#### [Problem description]
Please copy each line of the data that includes the string "change".

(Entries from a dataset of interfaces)
——————————
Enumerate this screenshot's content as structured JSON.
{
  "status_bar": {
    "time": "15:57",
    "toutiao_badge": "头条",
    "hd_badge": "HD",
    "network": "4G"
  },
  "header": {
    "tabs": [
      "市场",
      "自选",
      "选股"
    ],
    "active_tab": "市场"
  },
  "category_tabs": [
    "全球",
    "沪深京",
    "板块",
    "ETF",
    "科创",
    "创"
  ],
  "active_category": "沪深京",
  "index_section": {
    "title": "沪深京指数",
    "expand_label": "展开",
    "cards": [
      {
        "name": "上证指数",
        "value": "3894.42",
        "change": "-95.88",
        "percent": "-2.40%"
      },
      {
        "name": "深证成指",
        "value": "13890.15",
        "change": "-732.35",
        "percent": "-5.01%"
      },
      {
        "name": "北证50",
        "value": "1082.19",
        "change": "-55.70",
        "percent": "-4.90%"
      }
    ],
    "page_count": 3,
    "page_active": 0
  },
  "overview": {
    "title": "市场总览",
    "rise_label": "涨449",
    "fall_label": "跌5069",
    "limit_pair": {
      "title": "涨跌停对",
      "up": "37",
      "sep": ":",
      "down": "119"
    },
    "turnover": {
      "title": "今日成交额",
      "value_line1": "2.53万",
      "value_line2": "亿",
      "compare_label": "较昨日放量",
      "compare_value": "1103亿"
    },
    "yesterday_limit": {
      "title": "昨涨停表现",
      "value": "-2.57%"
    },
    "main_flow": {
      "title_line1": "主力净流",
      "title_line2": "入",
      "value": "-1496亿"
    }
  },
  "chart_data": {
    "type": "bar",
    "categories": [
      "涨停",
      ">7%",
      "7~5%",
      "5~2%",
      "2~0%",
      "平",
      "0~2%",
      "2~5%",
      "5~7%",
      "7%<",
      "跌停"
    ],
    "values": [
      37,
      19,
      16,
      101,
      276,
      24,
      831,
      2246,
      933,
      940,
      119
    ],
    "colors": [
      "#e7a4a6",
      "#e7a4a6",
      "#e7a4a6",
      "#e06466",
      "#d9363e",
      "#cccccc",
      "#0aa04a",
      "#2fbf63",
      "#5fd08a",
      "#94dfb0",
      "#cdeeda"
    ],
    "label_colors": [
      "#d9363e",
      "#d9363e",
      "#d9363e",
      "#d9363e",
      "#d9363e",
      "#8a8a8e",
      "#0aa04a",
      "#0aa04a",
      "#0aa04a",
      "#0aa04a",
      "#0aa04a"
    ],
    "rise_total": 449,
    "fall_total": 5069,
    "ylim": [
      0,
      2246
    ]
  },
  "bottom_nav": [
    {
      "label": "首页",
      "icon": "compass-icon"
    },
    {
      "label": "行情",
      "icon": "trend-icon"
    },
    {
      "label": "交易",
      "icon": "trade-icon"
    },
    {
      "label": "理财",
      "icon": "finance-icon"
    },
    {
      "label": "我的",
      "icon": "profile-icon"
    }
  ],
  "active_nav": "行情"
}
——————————
#### [Your response]
        "change": "-95.88",
        "change": "-732.35",
        "change": "-55.70",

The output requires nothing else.